[[ Material for this exercise open ]]
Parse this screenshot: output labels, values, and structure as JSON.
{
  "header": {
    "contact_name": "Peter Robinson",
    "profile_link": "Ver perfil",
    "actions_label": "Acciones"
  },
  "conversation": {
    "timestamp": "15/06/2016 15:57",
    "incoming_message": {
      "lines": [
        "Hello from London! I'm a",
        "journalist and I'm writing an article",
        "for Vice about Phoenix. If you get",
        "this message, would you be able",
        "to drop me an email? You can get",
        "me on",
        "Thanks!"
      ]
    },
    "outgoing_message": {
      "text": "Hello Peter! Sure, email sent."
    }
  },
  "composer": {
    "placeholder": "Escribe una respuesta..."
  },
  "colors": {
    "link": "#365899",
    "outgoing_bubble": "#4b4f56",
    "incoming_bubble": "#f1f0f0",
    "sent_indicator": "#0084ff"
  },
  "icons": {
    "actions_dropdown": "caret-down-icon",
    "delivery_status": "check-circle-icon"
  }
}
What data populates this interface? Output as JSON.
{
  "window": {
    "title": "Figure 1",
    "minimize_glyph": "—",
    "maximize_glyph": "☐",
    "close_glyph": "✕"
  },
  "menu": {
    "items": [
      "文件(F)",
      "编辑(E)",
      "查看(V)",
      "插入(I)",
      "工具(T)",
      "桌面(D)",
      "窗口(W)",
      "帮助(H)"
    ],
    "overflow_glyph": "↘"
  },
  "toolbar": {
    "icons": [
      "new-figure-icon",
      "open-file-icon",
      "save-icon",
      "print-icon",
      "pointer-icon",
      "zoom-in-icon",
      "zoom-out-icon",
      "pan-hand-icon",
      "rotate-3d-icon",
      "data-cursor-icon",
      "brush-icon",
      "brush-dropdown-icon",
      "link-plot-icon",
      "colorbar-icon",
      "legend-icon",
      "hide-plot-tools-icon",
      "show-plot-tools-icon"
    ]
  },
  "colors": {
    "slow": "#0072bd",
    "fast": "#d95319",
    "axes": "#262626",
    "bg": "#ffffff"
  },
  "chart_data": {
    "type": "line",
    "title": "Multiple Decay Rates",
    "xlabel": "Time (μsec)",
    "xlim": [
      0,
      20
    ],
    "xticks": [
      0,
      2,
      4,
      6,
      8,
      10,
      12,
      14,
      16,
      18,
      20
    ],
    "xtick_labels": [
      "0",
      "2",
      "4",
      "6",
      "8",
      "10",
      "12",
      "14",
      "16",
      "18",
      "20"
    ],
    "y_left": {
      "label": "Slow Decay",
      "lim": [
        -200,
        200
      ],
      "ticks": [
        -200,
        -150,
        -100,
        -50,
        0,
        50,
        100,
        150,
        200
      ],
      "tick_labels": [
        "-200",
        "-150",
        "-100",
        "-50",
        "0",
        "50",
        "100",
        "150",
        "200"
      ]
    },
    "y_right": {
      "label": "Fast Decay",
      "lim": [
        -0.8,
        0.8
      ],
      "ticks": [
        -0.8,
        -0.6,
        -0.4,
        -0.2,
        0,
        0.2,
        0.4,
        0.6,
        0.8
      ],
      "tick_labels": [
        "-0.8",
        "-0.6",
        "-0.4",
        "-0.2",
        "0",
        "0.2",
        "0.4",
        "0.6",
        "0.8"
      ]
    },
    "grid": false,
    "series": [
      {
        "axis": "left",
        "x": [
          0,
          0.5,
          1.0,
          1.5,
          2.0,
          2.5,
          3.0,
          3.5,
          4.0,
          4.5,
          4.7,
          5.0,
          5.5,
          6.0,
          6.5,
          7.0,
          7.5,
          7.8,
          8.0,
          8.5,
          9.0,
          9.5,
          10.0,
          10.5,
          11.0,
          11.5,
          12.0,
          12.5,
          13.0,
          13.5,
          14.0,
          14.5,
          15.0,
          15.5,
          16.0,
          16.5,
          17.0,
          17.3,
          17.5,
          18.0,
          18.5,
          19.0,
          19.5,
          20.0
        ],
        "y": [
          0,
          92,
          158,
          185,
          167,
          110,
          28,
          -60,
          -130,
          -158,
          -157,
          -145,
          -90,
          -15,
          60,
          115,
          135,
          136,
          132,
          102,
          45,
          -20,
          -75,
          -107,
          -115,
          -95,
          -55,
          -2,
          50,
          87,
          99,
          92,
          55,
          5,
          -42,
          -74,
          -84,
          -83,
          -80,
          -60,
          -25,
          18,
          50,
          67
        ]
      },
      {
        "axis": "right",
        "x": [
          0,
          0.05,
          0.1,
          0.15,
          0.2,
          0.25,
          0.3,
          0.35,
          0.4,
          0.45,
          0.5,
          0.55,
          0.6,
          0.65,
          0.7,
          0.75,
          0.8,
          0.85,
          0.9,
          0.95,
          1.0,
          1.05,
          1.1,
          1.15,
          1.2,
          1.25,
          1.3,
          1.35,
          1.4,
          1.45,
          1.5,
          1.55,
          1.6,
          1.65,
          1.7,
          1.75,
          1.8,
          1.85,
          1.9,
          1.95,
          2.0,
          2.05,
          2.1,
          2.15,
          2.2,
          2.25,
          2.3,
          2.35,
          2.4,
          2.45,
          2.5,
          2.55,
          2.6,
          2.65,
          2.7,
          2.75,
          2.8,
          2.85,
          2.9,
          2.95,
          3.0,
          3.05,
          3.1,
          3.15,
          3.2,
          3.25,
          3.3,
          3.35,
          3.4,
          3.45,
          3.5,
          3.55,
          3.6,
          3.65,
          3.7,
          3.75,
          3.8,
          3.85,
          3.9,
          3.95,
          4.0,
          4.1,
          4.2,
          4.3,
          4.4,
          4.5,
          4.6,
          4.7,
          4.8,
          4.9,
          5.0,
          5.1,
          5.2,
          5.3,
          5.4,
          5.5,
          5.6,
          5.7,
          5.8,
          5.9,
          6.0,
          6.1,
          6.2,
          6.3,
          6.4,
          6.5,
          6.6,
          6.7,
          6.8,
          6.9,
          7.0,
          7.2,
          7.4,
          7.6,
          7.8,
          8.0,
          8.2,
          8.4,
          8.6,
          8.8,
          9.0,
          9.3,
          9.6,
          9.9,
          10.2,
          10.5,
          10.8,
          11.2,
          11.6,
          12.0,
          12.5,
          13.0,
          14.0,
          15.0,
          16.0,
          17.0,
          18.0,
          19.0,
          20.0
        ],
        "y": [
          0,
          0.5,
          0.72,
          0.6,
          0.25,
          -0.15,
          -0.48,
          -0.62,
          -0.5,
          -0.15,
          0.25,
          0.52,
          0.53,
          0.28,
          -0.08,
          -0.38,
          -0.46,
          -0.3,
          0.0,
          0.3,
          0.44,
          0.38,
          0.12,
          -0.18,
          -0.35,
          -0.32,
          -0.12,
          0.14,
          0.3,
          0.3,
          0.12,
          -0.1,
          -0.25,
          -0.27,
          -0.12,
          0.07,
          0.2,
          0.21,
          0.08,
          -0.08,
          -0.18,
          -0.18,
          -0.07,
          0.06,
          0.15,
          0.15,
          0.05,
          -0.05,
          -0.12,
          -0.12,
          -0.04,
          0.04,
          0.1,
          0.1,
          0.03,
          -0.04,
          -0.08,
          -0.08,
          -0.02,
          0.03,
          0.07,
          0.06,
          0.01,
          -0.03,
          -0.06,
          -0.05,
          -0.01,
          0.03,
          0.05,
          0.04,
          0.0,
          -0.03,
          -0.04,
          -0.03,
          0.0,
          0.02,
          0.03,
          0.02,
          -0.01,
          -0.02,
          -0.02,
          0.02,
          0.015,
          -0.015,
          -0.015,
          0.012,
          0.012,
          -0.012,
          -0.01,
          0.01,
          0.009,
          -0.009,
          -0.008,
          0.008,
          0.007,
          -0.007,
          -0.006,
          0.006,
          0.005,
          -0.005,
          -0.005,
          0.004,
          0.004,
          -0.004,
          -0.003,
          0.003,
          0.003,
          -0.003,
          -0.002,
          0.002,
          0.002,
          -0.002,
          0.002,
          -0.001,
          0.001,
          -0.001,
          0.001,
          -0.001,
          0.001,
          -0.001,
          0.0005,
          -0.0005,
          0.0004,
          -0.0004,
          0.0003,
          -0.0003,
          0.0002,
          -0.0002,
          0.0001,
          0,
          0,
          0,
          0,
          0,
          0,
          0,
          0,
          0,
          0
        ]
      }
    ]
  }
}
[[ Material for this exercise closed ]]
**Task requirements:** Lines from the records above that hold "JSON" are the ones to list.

**Result of this task:**
Parse this screenshot: output labels, values, and structure as JSON.
What data populates this interface? Output as JSON.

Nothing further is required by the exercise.